- Records for processing -
........

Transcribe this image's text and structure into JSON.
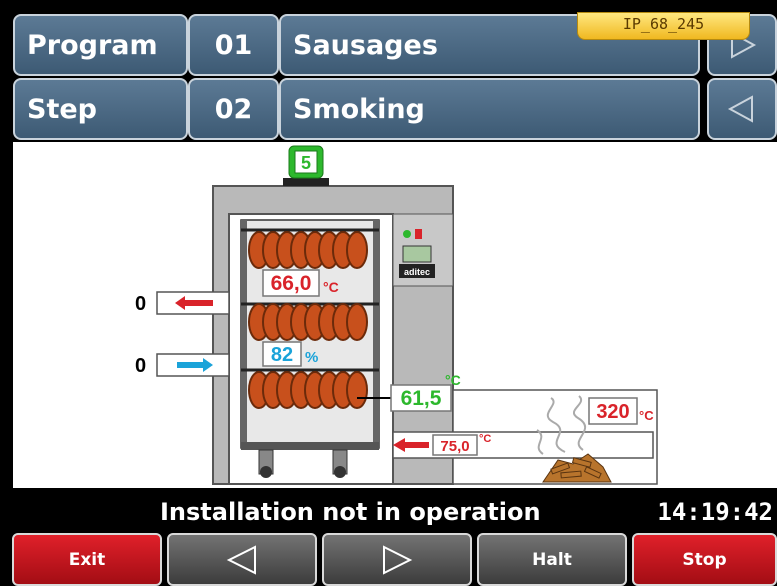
{
  "program": {
    "label": "Program",
    "number": "01",
    "name": "Sausages"
  },
  "step": {
    "label": "Step",
    "number": "02",
    "name": "Smoking"
  },
  "ip_badge": "IP_68_245",
  "scene": {
    "smoke_generator_number": "5",
    "chamber_temp": "66,0",
    "chamber_temp_unit": "°C",
    "humidity": "82",
    "humidity_unit": "%",
    "core_temp": "61,5",
    "core_temp_unit": "°C",
    "smoke_temp": "320",
    "smoke_temp_unit": "°C",
    "smoke_inlet_temp": "75,0",
    "smoke_inlet_temp_unit": "°C",
    "exhaust_value": "0",
    "fresh_air_value": "0",
    "controller_brand": "aditec"
  },
  "status": {
    "message": "Installation not in operation",
    "time": "14:19:42"
  },
  "footer": {
    "exit": "Exit",
    "halt": "Halt",
    "stop": "Stop"
  },
  "colors": {
    "red": "#d9232a",
    "cyan": "#1aa3d9",
    "green": "#2db82d",
    "header": "#4a6883"
  }
}
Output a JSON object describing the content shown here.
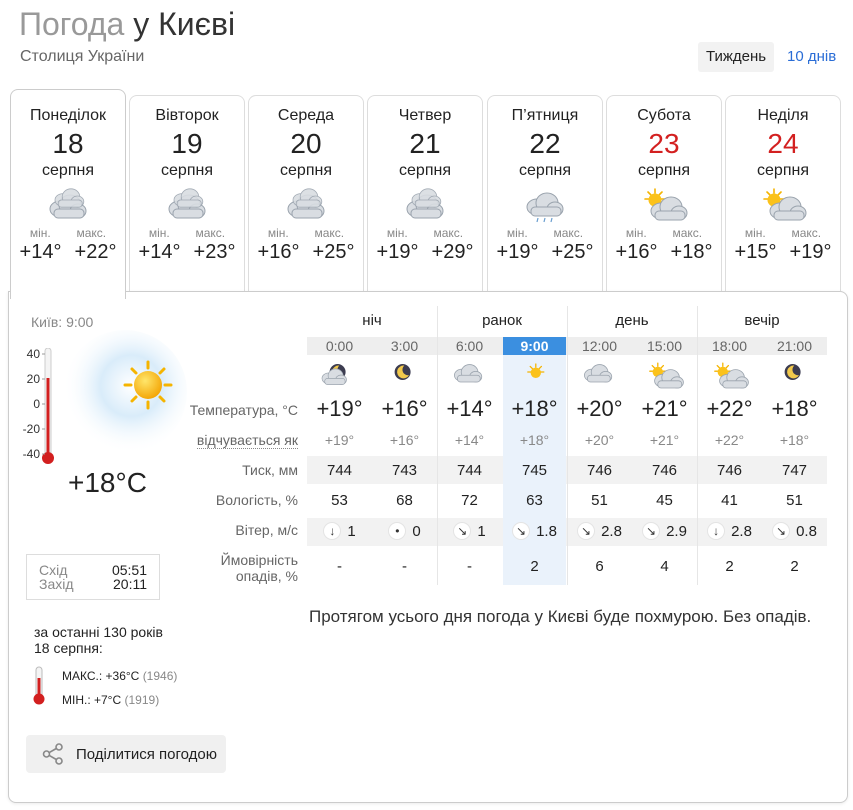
{
  "header": {
    "title_part1": "Погода",
    "title_part2": "у Києві",
    "subtitle": "Столиця України",
    "view_week": "Тиждень",
    "view_10days": "10 днів"
  },
  "days": [
    {
      "name": "Понеділок",
      "num": "18",
      "month": "серпня",
      "min_label": "мін.",
      "max_label": "макс.",
      "min": "+14°",
      "max": "+22°",
      "icon": "cloudy-icon",
      "weekend": false
    },
    {
      "name": "Вівторок",
      "num": "19",
      "month": "серпня",
      "min_label": "мін.",
      "max_label": "макс.",
      "min": "+14°",
      "max": "+23°",
      "icon": "cloudy-icon",
      "weekend": false
    },
    {
      "name": "Середа",
      "num": "20",
      "month": "серпня",
      "min_label": "мін.",
      "max_label": "макс.",
      "min": "+16°",
      "max": "+25°",
      "icon": "cloudy-icon",
      "weekend": false
    },
    {
      "name": "Четвер",
      "num": "21",
      "month": "серпня",
      "min_label": "мін.",
      "max_label": "макс.",
      "min": "+19°",
      "max": "+29°",
      "icon": "cloudy-icon",
      "weekend": false
    },
    {
      "name": "П’ятниця",
      "num": "22",
      "month": "серпня",
      "min_label": "мін.",
      "max_label": "макс.",
      "min": "+19°",
      "max": "+25°",
      "icon": "cloudy-rain-icon",
      "weekend": false
    },
    {
      "name": "Субота",
      "num": "23",
      "month": "серпня",
      "min_label": "мін.",
      "max_label": "макс.",
      "min": "+16°",
      "max": "+18°",
      "icon": "partly-cloudy-icon",
      "weekend": true
    },
    {
      "name": "Неділя",
      "num": "24",
      "month": "серпня",
      "min_label": "мін.",
      "max_label": "макс.",
      "min": "+15°",
      "max": "+19°",
      "icon": "partly-cloudy-icon",
      "weekend": true
    }
  ],
  "current": {
    "city_time": "Київ: 9:00",
    "temp": "+18°C",
    "scale": [
      "40",
      "20",
      "0",
      "-20",
      "-40"
    ],
    "sunrise_label": "Схід",
    "sunrise": "05:51",
    "sunset_label": "Захід",
    "sunset": "20:11"
  },
  "history": {
    "title_line1": "за останні 130 років",
    "title_line2": "18 серпня:",
    "max_label": "МАКС.: +36°C",
    "max_year": "(1946)",
    "min_label": "МІН.: +7°C",
    "min_year": "(1919)"
  },
  "share_label": "Поділитися погодою",
  "periods": [
    "ніч",
    "ранок",
    "день",
    "вечір"
  ],
  "row_labels": {
    "temp": "Температура, °C",
    "feels": "відчувається як",
    "pressure": "Тиск, мм",
    "humidity": "Вологість, %",
    "wind": "Вітер, м/с",
    "precip1": "Ймовірність",
    "precip2": "опадів, %"
  },
  "hours": [
    {
      "time": "0:00",
      "icon": "night-cloudy-icon",
      "temp": "+19°",
      "feels": "+19°",
      "pressure": "744",
      "humidity": "53",
      "wind_dir": "↓",
      "wind": "1",
      "precip": "-"
    },
    {
      "time": "3:00",
      "icon": "night-clear-icon",
      "temp": "+16°",
      "feels": "+16°",
      "pressure": "743",
      "humidity": "68",
      "wind_dir": "•",
      "wind": "0",
      "precip": "-"
    },
    {
      "time": "6:00",
      "icon": "cloud-icon",
      "temp": "+14°",
      "feels": "+14°",
      "pressure": "744",
      "humidity": "72",
      "wind_dir": "↘",
      "wind": "1",
      "precip": "-"
    },
    {
      "time": "9:00",
      "icon": "sun-icon",
      "temp": "+18°",
      "feels": "+18°",
      "pressure": "745",
      "humidity": "63",
      "wind_dir": "↘",
      "wind": "1.8",
      "precip": "2"
    },
    {
      "time": "12:00",
      "icon": "cloud-icon",
      "temp": "+20°",
      "feels": "+20°",
      "pressure": "746",
      "humidity": "51",
      "wind_dir": "↘",
      "wind": "2.8",
      "precip": "6"
    },
    {
      "time": "15:00",
      "icon": "partly-cloudy-icon",
      "temp": "+21°",
      "feels": "+21°",
      "pressure": "746",
      "humidity": "45",
      "wind_dir": "↘",
      "wind": "2.9",
      "precip": "4"
    },
    {
      "time": "18:00",
      "icon": "partly-cloudy-icon",
      "temp": "+22°",
      "feels": "+22°",
      "pressure": "746",
      "humidity": "41",
      "wind_dir": "↓",
      "wind": "2.8",
      "precip": "2"
    },
    {
      "time": "21:00",
      "icon": "night-clear-icon",
      "temp": "+18°",
      "feels": "+18°",
      "pressure": "747",
      "humidity": "51",
      "wind_dir": "↘",
      "wind": "0.8",
      "precip": "2"
    }
  ],
  "summary": "Протягом усього дня погода у Києві буде похмурою. Без опадів.",
  "colors": {
    "accent": "#2a6dd6",
    "current_hour": "#3b8fe0",
    "weekend": "#d32020",
    "highlight": "#eaf2fb"
  }
}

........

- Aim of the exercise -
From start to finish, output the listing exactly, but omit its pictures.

- Exercise output -
Transcribe this image's text and structure into JSON.
{
  "program": {
    "label": "Program",
    "number": "01",
    "name": "Sausages"
  },
  "step": {
    "label": "Step",
    "number": "02",
    "name": "Smoking"
  },
  "ip_badge": "IP_68_245",
  "scene": {
    "smoke_generator_number": "5",
    "chamber_temp": "66,0",
    "chamber_temp_unit": "°C",
    "humidity": "82",
    "humidity_unit": "%",
    "core_temp": "61,5",
    "core_temp_unit": "°C",
    "smoke_temp": "320",
    "smoke_temp_unit": "°C",
    "smoke_inlet_temp": "75,0",
    "smoke_inlet_temp_unit": "°C",
    "exhaust_value": "0",
    "fresh_air_value": "0",
    "controller_brand": "aditec"
  },
  "status": {
    "message": "Installation not in operation",
    "time": "14:19:42"
  },
  "footer": {
    "exit": "Exit",
    "halt": "Halt",
    "stop": "Stop"
  },
  "colors": {
    "red": "#d9232a",
    "cyan": "#1aa3d9",
    "green": "#2db82d",
    "header": "#4a6883"
  }
}
Output a JSON object describing the content shown here.
{
  "header": {
    "title_part1": "Погода",
    "title_part2": "у Києві",
    "subtitle": "Столиця України",
    "view_week": "Тиждень",
    "view_10days": "10 днів"
  },
  "days": [
    {
      "name": "Понеділок",
      "num": "18",
      "month": "серпня",
      "min_label": "мін.",
      "max_label": "макс.",
      "min": "+14°",
      "max": "+22°",
      "icon": "cloudy-icon",
      "weekend": false
    },
    {
      "name": "Вівторок",
      "num": "19",
      "month": "серпня",
      "min_label": "мін.",
      "max_label": "макс.",
      "min": "+14°",
      "max": "+23°",
      "icon": "cloudy-icon",
      "weekend": false
    },
    {
      "name": "Середа",
      "num": "20",
      "month": "серпня",
      "min_label": "мін.",
      "max_label": "макс.",
      "min": "+16°",
      "max": "+25°",
      "icon": "cloudy-icon",
      "weekend": false
    },
    {
      "name": "Четвер",
      "num": "21",
      "month": "серпня",
      "min_label": "мін.",
      "max_label": "макс.",
      "min": "+19°",
      "max": "+29°",
      "icon": "cloudy-icon",
      "weekend": false
    },
    {
      "name": "П’ятниця",
      "num": "22",
      "month": "серпня",
      "min_label": "мін.",
      "max_label": "макс.",
      "min": "+19°",
      "max": "+25°",
      "icon": "cloudy-rain-icon",
      "weekend": false
    },
    {
      "name": "Субота",
      "num": "23",
      "month": "серпня",
      "min_label": "мін.",
      "max_label": "макс.",
      "min": "+16°",
      "max": "+18°",
      "icon": "partly-cloudy-icon",
      "weekend": true
    },
    {
      "name": "Неділя",
      "num": "24",
      "month": "серпня",
      "min_label": "мін.",
      "max_label": "макс.",
      "min": "+15°",
      "max": "+19°",
      "icon": "partly-cloudy-icon",
      "weekend": true
    }
  ],
  "current": {
    "city_time": "Київ: 9:00",
    "temp": "+18°C",
    "scale": [
      "40",
      "20",
      "0",
      "-20",
      "-40"
    ],
    "sunrise_label": "Схід",
    "sunrise": "05:51",
    "sunset_label": "Захід",
    "sunset": "20:11"
  },
  "history": {
    "title_line1": "за останні 130 років",
    "title_line2": "18 серпня:",
    "max_label": "МАКС.: +36°C",
    "max_year": "(1946)",
    "min_label": "МІН.: +7°C",
    "min_year": "(1919)"
  },
  "share_label": "Поділитися погодою",
  "periods": [
    "ніч",
    "ранок",
    "день",
    "вечір"
  ],
  "row_labels": {
    "temp": "Температура, °C",
    "feels": "відчувається як",
    "pressure": "Тиск, мм",
    "humidity": "Вологість, %",
    "wind": "Вітер, м/с",
    "precip1": "Ймовірність",
    "precip2": "опадів, %"
  },
  "hours": [
    {
      "time": "0:00",
      "icon": "night-cloudy-icon",
      "temp": "+19°",
      "feels": "+19°",
      "pressure": "744",
      "humidity": "53",
      "wind_dir": "↓",
      "wind": "1",
      "precip": "-"
    },
    {
      "time": "3:00",
      "icon": "night-clear-icon",
      "temp": "+16°",
      "feels": "+16°",
      "pressure": "743",
      "humidity": "68",
      "wind_dir": "•",
      "wind": "0",
      "precip": "-"
    },
    {
      "time": "6:00",
      "icon": "cloud-icon",
      "temp": "+14°",
      "feels": "+14°",
      "pressure": "744",
      "humidity": "72",
      "wind_dir": "↘",
      "wind": "1",
      "precip": "-"
    },
    {
      "time": "9:00",
      "icon": "sun-icon",
      "temp": "+18°",
      "feels": "+18°",
      "pressure": "745",
      "humidity": "63",
      "wind_dir": "↘",
      "wind": "1.8",
      "precip": "2"
    },
    {
      "time": "12:00",
      "icon": "cloud-icon",
      "temp": "+20°",
      "feels": "+20°",
      "pressure": "746",
      "humidity": "51",
      "wind_dir": "↘",
      "wind": "2.8",
      "precip": "6"
    },
    {
      "time": "15:00",
      "icon": "partly-cloudy-icon",
      "temp": "+21°",
      "feels": "+21°",
      "pressure": "746",
      "humidity": "45",
      "wind_dir": "↘",
      "wind": "2.9",
      "precip": "4"
    },
    {
      "time": "18:00",
      "icon": "partly-cloudy-icon",
      "temp": "+22°",
      "feels": "+22°",
      "pressure": "746",
      "humidity": "41",
      "wind_dir": "↓",
      "wind": "2.8",
      "precip": "2"
    },
    {
      "time": "21:00",
      "icon": "night-clear-icon",
      "temp": "+18°",
      "feels": "+18°",
      "pressure": "747",
      "humidity": "51",
      "wind_dir": "↘",
      "wind": "0.8",
      "precip": "2"
    }
  ],
  "summary": "Протягом усього дня погода у Києві буде похмурою. Без опадів.",
  "colors": {
    "accent": "#2a6dd6",
    "current_hour": "#3b8fe0",
    "weekend": "#d32020",
    "highlight": "#eaf2fb"
  }
}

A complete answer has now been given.